A bill before the North Dakota Legislature shifting the responsibility for inspections of on-site sewage systems to the North Dakota State Plumbing Board is a chance to create some consistency across the state, according to Robin Iszler, unit administrator for Central Valley Health District. The House Industry, Business and Labor Committee heard the bill on Monday. No action was taken at that time. If passed, the bill has an effective date of July 1, 2018. "The good news is it calls for uniform enforcement across the state," she said. "Now it is handled on the county level."
The preliminary engineer's estimate for the road between the Menards area and Jamestown Regional Medical Center is $3.4 million, according to Steve Aldinger, project engineer for Interstate Engineering. An estimate of $1 million had been reported during discussions of the project prior to engineering work. Interstate Engineering has been negotiating with property owners along the planned road and will develop the plans and oversee construction of the project.
So far, this has been a normal influenza season in the Jamestown area, according to Robin Iszler, unit administrator for Central Valley Health District. "It is about what we expected," she said. "We know it's circulating, but not unusual." The same is true for North Dakota in general. "So far, it's a fairly average flu season but it hasn't peaked yet," said Jill Baber, influenza surveillance coordinator for the North Dakota Department of Health. "So we don't know yet how the season will end up."

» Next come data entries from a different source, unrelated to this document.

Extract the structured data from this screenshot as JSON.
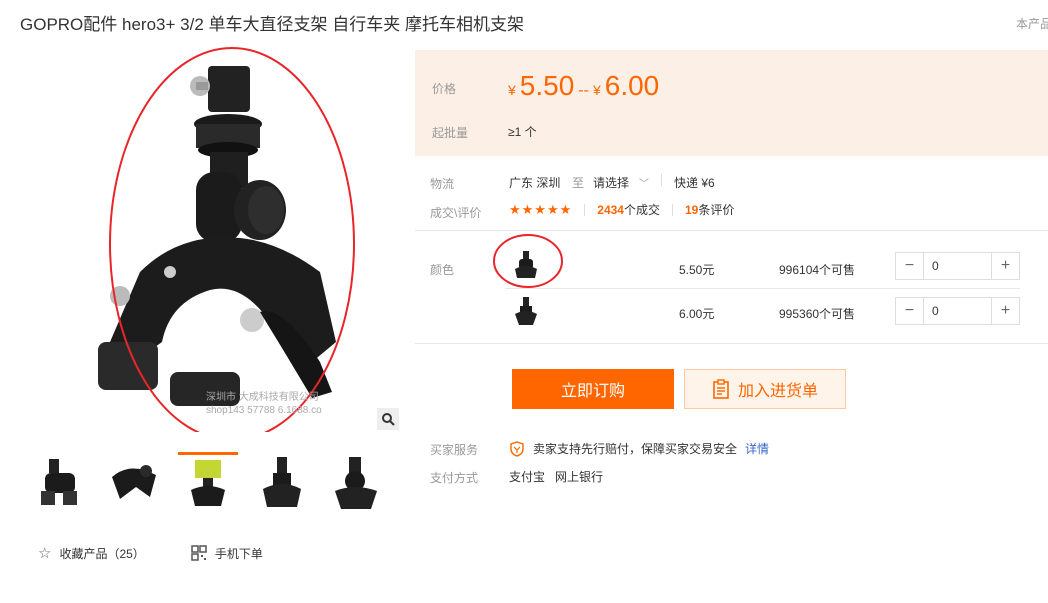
{
  "product": {
    "title": "GOPRO配件 hero3+ 3/2 单车大直径支架 自行车夹 摩托车相机支架",
    "corner_link": "本产品"
  },
  "gallery": {
    "watermark_line1": "深圳市 大成科技有限公司",
    "watermark_line2": "shop143 57788 6.1688.co",
    "thumb_count": 5,
    "active_thumb_index": 2,
    "favorite_label": "收藏产品（25）",
    "mobile_label": "手机下单"
  },
  "price": {
    "label": "价格",
    "currency": "¥",
    "low": "5.50",
    "sep": "--",
    "high": "6.00",
    "min_qty_label": "起批量",
    "min_qty": "≥1 个",
    "bg_color": "#fcefe5",
    "accent": "#ff6600"
  },
  "logistics": {
    "label": "物流",
    "origin": "广东 深圳",
    "to": "至",
    "dest": "请选择",
    "express": "快递 ¥6"
  },
  "deals": {
    "label": "成交\\评价",
    "stars": "★★★★★",
    "deal_count": "2434",
    "deal_suffix": "个成交",
    "review_count": "19",
    "review_suffix": "条评价"
  },
  "variants": {
    "label": "颜色",
    "rows": [
      {
        "price": "5.50元",
        "stock": "996104个可售",
        "qty": "0"
      },
      {
        "price": "6.00元",
        "stock": "995360个可售",
        "qty": "0"
      }
    ]
  },
  "actions": {
    "buy_now": "立即订购",
    "add_cart": "加入进货单"
  },
  "service": {
    "label": "买家服务",
    "text": "卖家支持先行赔付，保障买家交易安全",
    "detail_link": "详情"
  },
  "payment": {
    "label": "支付方式",
    "method1": "支付宝",
    "method2": "网上银行"
  }
}
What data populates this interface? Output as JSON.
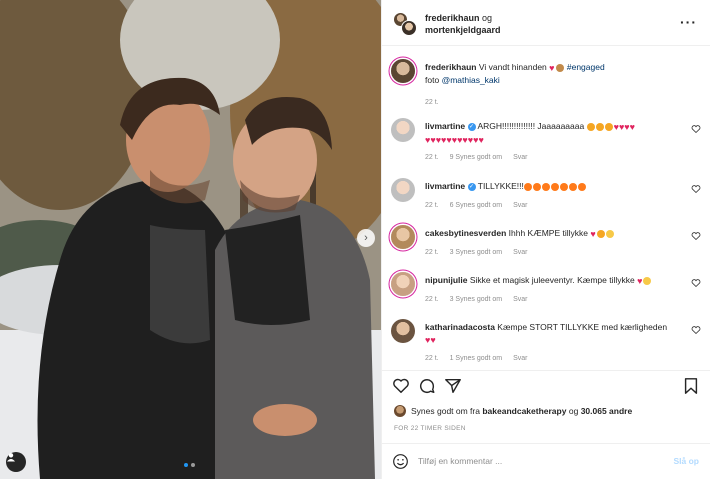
{
  "header": {
    "user1": "frederikhaun",
    "joiner": "og",
    "user2": "mortenkjeldgaard",
    "more_icon": "more-horizontal-icon"
  },
  "caption": {
    "username": "frederikhaun",
    "text": "Vi vandt hinanden",
    "hashtag": "#engaged",
    "photo_prefix": "foto",
    "mention": "@mathias_kaki",
    "time": "22 t."
  },
  "comments": [
    {
      "username": "livmartine",
      "verified": true,
      "text": "ARGH!!!!!!!!!!!!!! Jaaaaaaaaa",
      "time": "22 t.",
      "likes": "9 Synes godt om",
      "reply": "Svar",
      "emojis": [
        "fire-face",
        "fire-face",
        "fire-face",
        "heart",
        "heart",
        "heart",
        "heart",
        "heart",
        "heart",
        "heart",
        "heart",
        "heart",
        "heart",
        "heart",
        "heart"
      ]
    },
    {
      "username": "livmartine",
      "verified": true,
      "text": "TILLYKKE!!!",
      "time": "22 t.",
      "likes": "6 Synes godt om",
      "reply": "Svar",
      "emojis": [
        "fire",
        "fire",
        "fire",
        "fire",
        "fire",
        "fire",
        "fire"
      ]
    },
    {
      "username": "cakesbytinesverden",
      "verified": false,
      "text": "Ihhh KÆMPE tillykke",
      "time": "22 t.",
      "likes": "3 Synes godt om",
      "reply": "Svar",
      "emojis": [
        "heart",
        "fire-face",
        "clap"
      ]
    },
    {
      "username": "nipunijulie",
      "verified": false,
      "text": "Sikke et magisk juleeventyr. Kæmpe tillykke",
      "time": "22 t.",
      "likes": "3 Synes godt om",
      "reply": "Svar",
      "emojis": [
        "heart",
        "sparkle"
      ]
    },
    {
      "username": "katharinadacosta",
      "verified": false,
      "text": "Kæmpe STORT TILLYKKE med kærligheden",
      "time": "22 t.",
      "likes": "1 Synes godt om",
      "reply": "Svar",
      "emojis": [
        "heart",
        "heart"
      ]
    }
  ],
  "actions": {
    "like_icon": "heart-outline-icon",
    "comment_icon": "comment-bubble-icon",
    "share_icon": "paper-plane-icon",
    "save_icon": "bookmark-icon"
  },
  "likes": {
    "prefix": "Synes godt om fra",
    "user": "bakeandcaketherapy",
    "joiner": "og",
    "others": "30.065 andre"
  },
  "time_ago": "FOR 22 TIMER SIDEN",
  "add_comment": {
    "placeholder": "Tilføj en kommentar ...",
    "post_label": "Slå op"
  },
  "colors": {
    "accent": "#0095f6",
    "heart": "#e0245e",
    "verified": "#3897f0",
    "muted": "#8e8e8e",
    "post_disabled": "#b3dbff"
  }
}
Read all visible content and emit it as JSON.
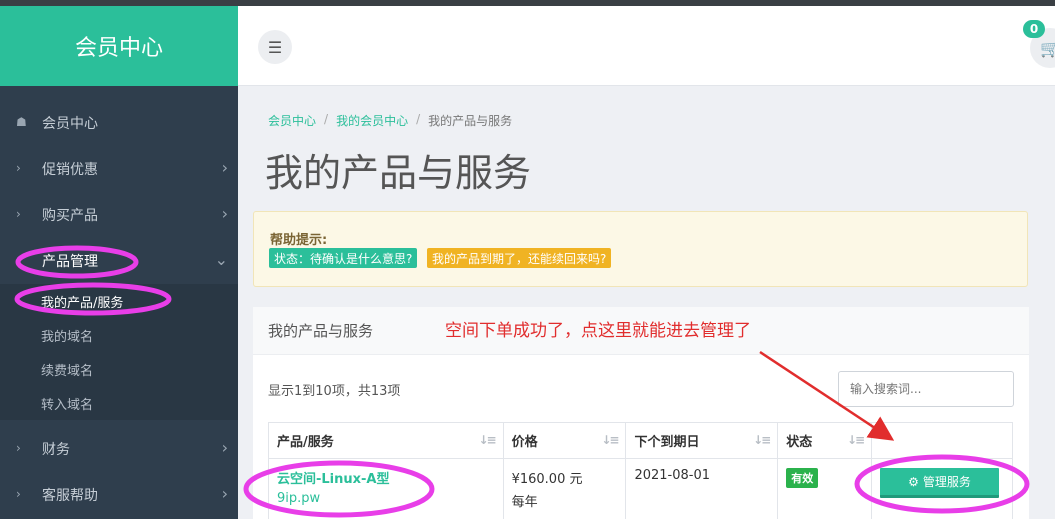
{
  "sidebar": {
    "logo": "会员中心",
    "items": [
      {
        "label": "会员中心",
        "lead": "☗"
      },
      {
        "label": "促销优惠",
        "lead": "›",
        "caret": "›"
      },
      {
        "label": "购买产品",
        "lead": "›",
        "caret": "›"
      },
      {
        "label": "产品管理",
        "lead": "›",
        "caret": "⌄"
      }
    ],
    "sub_items": [
      "我的产品/服务",
      "我的域名",
      "续费域名",
      "转入域名"
    ],
    "bottom_items": [
      {
        "label": "财务",
        "lead": "›",
        "caret": "›"
      },
      {
        "label": "客服帮助",
        "lead": "›",
        "caret": "›"
      }
    ]
  },
  "header": {
    "menu_icon": "☰",
    "cart_icon": "🛒",
    "cart_count": "0"
  },
  "breadcrumb": {
    "items": [
      "会员中心",
      "我的会员中心",
      "我的产品与服务"
    ],
    "sep": "/"
  },
  "page_title": "我的产品与服务",
  "help": {
    "title": "帮助提示:",
    "tag1": "状态：待确认是什么意思?",
    "tag2": "我的产品到期了，还能续回来吗?"
  },
  "panel": {
    "title": "我的产品与服务",
    "summary": "显示1到10项，共13项",
    "search_placeholder": "输入搜索词...",
    "columns": [
      "产品/服务",
      "价格",
      "下个到期日",
      "状态",
      ""
    ],
    "sort_icon": "↓≡",
    "rows": [
      {
        "product": "云空间-Linux-A型",
        "domain": "9ip.pw",
        "price": "¥160.00 元",
        "cycle": "每年",
        "due": "2021-08-01",
        "status": "有效",
        "action": "管理服务",
        "action_icon": "⚙"
      }
    ]
  },
  "annotation": {
    "text": "空间下单成功了，点这里就能进去管理了",
    "color": "#e12d2d",
    "circle_color": "#e83ee8"
  },
  "colors": {
    "accent": "#2bbf9a",
    "sidebar_bg": "#2f3e4d",
    "status_green": "#2bb24c",
    "tag_yellow": "#f0b323"
  }
}
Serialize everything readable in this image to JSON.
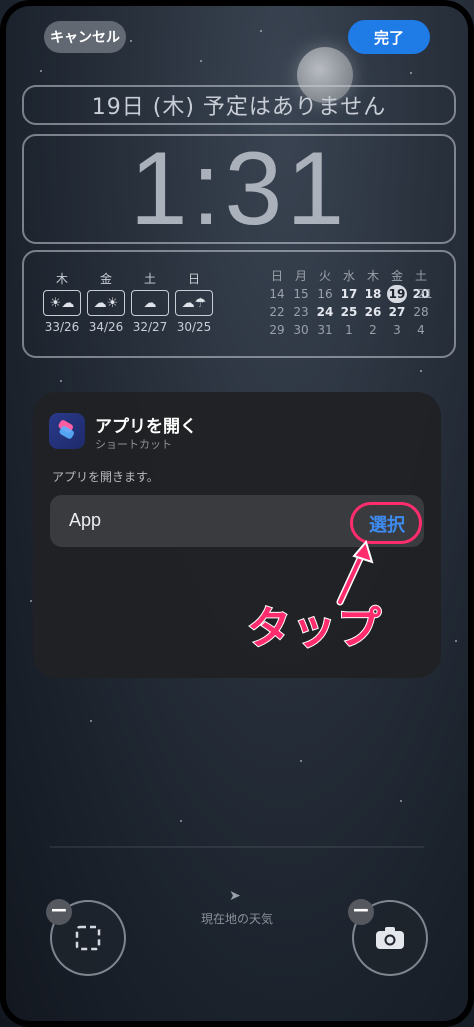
{
  "header": {
    "cancel_label": "キャンセル",
    "done_label": "完了"
  },
  "lockscreen": {
    "date_line": "19日 (木)  予定はありません",
    "time": "1:31"
  },
  "weather_widget": {
    "days": [
      {
        "day": "木",
        "icon": "sun-cloud-icon",
        "temp": "33/26"
      },
      {
        "day": "金",
        "icon": "cloud-sun-icon",
        "temp": "34/26"
      },
      {
        "day": "土",
        "icon": "cloud-icon",
        "temp": "32/27"
      },
      {
        "day": "日",
        "icon": "cloud-rain-icon",
        "temp": "30/25"
      }
    ]
  },
  "calendar_widget": {
    "weekdays": [
      "日",
      "月",
      "火",
      "水",
      "木",
      "金",
      "土"
    ],
    "rows": [
      [
        "14",
        "15",
        "16",
        "17",
        "18",
        "19",
        "20",
        "21"
      ],
      [
        "22",
        "23",
        "24",
        "25",
        "26",
        "27",
        "28"
      ],
      [
        "29",
        "30",
        "31",
        "1",
        "2",
        "3",
        "4"
      ]
    ],
    "today": "19"
  },
  "action_card": {
    "title": "アプリを開く",
    "subtitle": "ショートカット",
    "description": "アプリを開きます。",
    "param_label": "App",
    "select_label": "選択"
  },
  "annotation": {
    "text": "タップ",
    "color": "#ff2d6e"
  },
  "bottom_bar": {
    "location_weather": "現在地の天気"
  },
  "colors": {
    "accent_blue": "#1f7be6",
    "select_blue": "#3d8bf0",
    "highlight_pink": "#ff2d6e"
  }
}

The owner of Two Rivers Printing has a simple way of describing the products her business produces. “If it’s on paper, we can print it,” Lori Zimney said. Two Rivers Printing received the Business of the Year Award from the Jamestown Area Chamber of Commerce Thursday.
From the bottom of its beard, Jamestown Regional Medical Center is thanking the community. JRMC’s #GROWvember ’Stache Bash is set for Tuesday, Jan. 31, at Jonny B’s Brickhouse in Jamestown. At the event, JRMC will announce awards from the #GROWvember contest. A dozen teams grew out their facial hair as part of the month-long #GROWvember event. The event raised awareness to men’s health below the belt and raised money to benefit JRMC’s upcoming cancer center.
A new stormwater master plan estimates there would be flooding over U.S. Highway 281 near the Buffalo Mall in the event of a 100-year flood. Jeff Hruby, project engineer for AE2S, presented the plan to the Stutsman County Water Resource Board and its subcommittee and the Jamestown City Council Thursday. The Water Resource Board and the City Council accepted the plan. A 100-year flood event could occur if a 5.6-inch rainfall occurred across Jamestown and surrounding areas in a 24-hour period, said Jessie Kist, staff engineer for AE2S.
The Jamestown City Council will review a planned contract for curbside recycling services at its Feb. 6 meeting, although a few points of the agreement have not been finalized. Residents would place all recyclable materials, except glass, in a single container that is then collected and sorted by Renaissance Recycling, which then sells the materials to processors. The program is scheduled for implementation this summer.